[Start of section]

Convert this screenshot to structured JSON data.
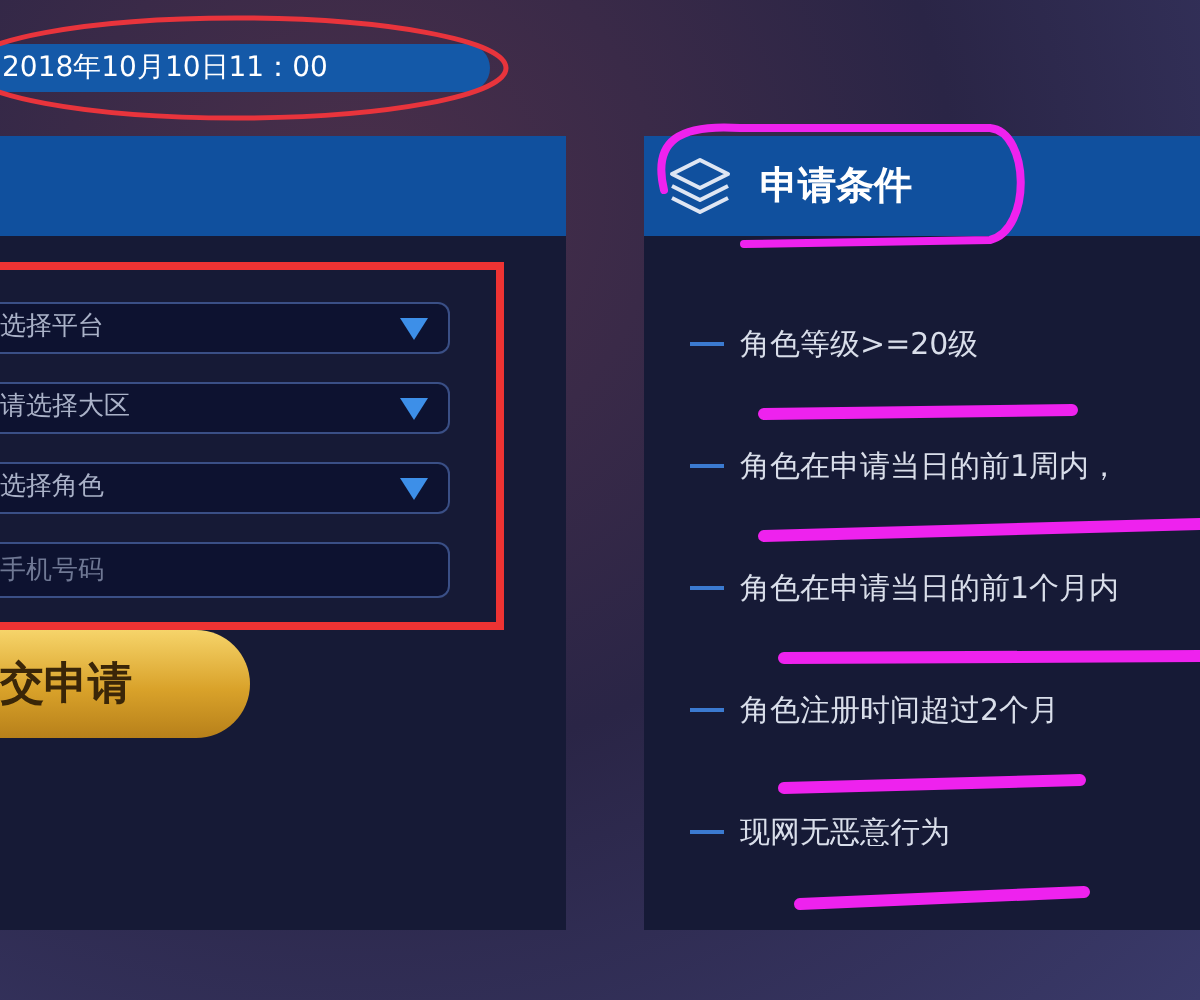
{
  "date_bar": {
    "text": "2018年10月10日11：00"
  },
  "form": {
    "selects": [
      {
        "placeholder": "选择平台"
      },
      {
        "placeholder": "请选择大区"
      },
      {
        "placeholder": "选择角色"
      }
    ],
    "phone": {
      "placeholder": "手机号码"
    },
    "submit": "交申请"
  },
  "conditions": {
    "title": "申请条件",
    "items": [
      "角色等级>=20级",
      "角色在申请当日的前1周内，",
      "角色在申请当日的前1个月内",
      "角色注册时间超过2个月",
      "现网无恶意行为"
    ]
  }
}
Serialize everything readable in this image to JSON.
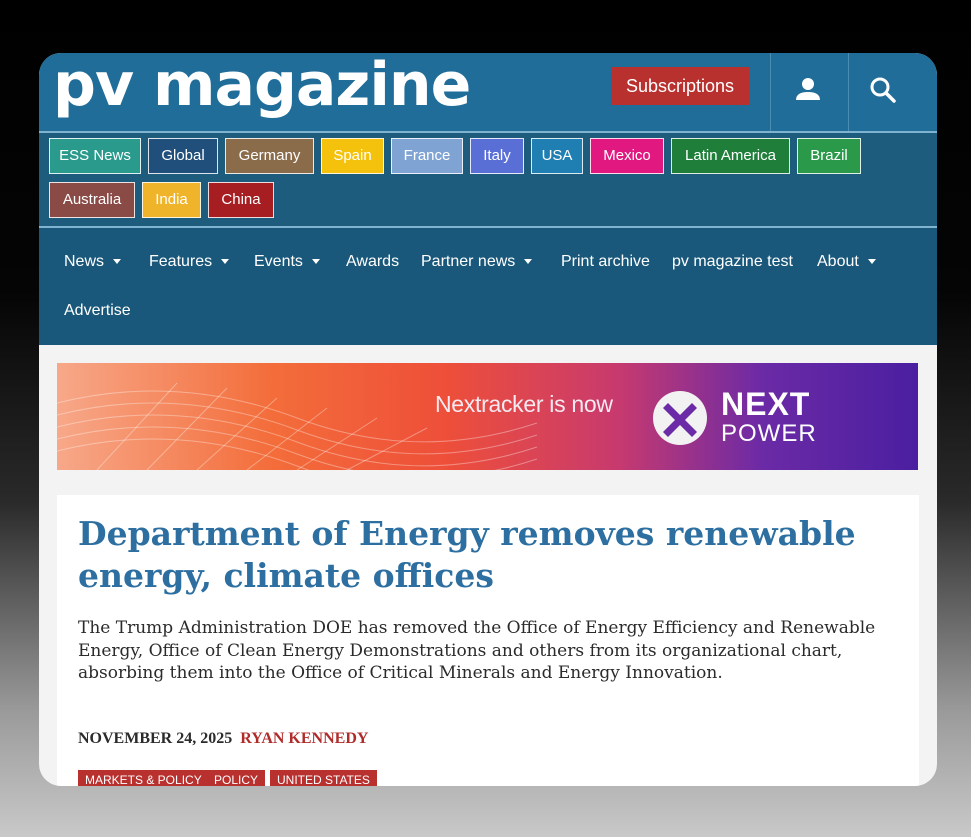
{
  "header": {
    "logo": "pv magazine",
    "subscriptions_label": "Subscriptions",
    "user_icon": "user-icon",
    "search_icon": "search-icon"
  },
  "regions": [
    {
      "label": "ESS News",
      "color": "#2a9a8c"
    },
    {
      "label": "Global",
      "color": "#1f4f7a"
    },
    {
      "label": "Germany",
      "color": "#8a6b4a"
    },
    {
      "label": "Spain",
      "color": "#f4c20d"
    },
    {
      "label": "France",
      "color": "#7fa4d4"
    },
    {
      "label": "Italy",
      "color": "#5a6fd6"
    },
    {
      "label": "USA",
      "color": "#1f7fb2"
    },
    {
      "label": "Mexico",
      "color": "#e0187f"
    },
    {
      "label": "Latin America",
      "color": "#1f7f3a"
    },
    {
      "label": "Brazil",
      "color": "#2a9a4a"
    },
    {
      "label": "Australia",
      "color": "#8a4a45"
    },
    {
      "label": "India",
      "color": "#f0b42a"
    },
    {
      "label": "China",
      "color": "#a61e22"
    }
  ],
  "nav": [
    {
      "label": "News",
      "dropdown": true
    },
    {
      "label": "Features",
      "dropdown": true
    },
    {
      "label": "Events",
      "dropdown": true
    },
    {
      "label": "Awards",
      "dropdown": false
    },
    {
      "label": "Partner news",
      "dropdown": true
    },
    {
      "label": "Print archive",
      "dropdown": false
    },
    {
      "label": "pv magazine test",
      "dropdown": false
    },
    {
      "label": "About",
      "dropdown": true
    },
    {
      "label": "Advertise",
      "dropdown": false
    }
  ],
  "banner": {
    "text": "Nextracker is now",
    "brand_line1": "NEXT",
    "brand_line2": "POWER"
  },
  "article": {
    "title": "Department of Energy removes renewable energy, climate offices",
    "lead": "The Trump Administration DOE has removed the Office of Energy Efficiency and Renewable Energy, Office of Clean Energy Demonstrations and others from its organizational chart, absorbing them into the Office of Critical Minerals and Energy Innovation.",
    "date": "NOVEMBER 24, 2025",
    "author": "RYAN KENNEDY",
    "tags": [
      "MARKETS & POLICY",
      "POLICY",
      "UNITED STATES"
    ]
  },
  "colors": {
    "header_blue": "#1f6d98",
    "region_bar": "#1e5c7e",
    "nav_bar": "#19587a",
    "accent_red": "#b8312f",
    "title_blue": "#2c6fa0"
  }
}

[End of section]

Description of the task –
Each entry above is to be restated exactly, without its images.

Written solution –
Convert this screenshot to structured JSON data.
{
  "date_bar": {
    "text": "2018年10月10日11：00"
  },
  "form": {
    "selects": [
      {
        "placeholder": "选择平台"
      },
      {
        "placeholder": "请选择大区"
      },
      {
        "placeholder": "选择角色"
      }
    ],
    "phone": {
      "placeholder": "手机号码"
    },
    "submit": "交申请"
  },
  "conditions": {
    "title": "申请条件",
    "items": [
      "角色等级>=20级",
      "角色在申请当日的前1周内，",
      "角色在申请当日的前1个月内",
      "角色注册时间超过2个月",
      "现网无恶意行为"
    ]
  }
}
Serialize everything readable in this image to JSON.
{
  "header": {
    "logo": "pv magazine",
    "subscriptions_label": "Subscriptions",
    "user_icon": "user-icon",
    "search_icon": "search-icon"
  },
  "regions": [
    {
      "label": "ESS News",
      "color": "#2a9a8c"
    },
    {
      "label": "Global",
      "color": "#1f4f7a"
    },
    {
      "label": "Germany",
      "color": "#8a6b4a"
    },
    {
      "label": "Spain",
      "color": "#f4c20d"
    },
    {
      "label": "France",
      "color": "#7fa4d4"
    },
    {
      "label": "Italy",
      "color": "#5a6fd6"
    },
    {
      "label": "USA",
      "color": "#1f7fb2"
    },
    {
      "label": "Mexico",
      "color": "#e0187f"
    },
    {
      "label": "Latin America",
      "color": "#1f7f3a"
    },
    {
      "label": "Brazil",
      "color": "#2a9a4a"
    },
    {
      "label": "Australia",
      "color": "#8a4a45"
    },
    {
      "label": "India",
      "color": "#f0b42a"
    },
    {
      "label": "China",
      "color": "#a61e22"
    }
  ],
  "nav": [
    {
      "label": "News",
      "dropdown": true
    },
    {
      "label": "Features",
      "dropdown": true
    },
    {
      "label": "Events",
      "dropdown": true
    },
    {
      "label": "Awards",
      "dropdown": false
    },
    {
      "label": "Partner news",
      "dropdown": true
    },
    {
      "label": "Print archive",
      "dropdown": false
    },
    {
      "label": "pv magazine test",
      "dropdown": false
    },
    {
      "label": "About",
      "dropdown": true
    },
    {
      "label": "Advertise",
      "dropdown": false
    }
  ],
  "banner": {
    "text": "Nextracker is now",
    "brand_line1": "NEXT",
    "brand_line2": "POWER"
  },
  "article": {
    "title": "Department of Energy removes renewable energy, climate offices",
    "lead": "The Trump Administration DOE has removed the Office of Energy Efficiency and Renewable Energy, Office of Clean Energy Demonstrations and others from its organizational chart, absorbing them into the Office of Critical Minerals and Energy Innovation.",
    "date": "NOVEMBER 24, 2025",
    "author": "RYAN KENNEDY",
    "tags": [
      "MARKETS & POLICY",
      "POLICY",
      "UNITED STATES"
    ]
  },
  "colors": {
    "header_blue": "#1f6d98",
    "region_bar": "#1e5c7e",
    "nav_bar": "#19587a",
    "accent_red": "#b8312f",
    "title_blue": "#2c6fa0"
  }
}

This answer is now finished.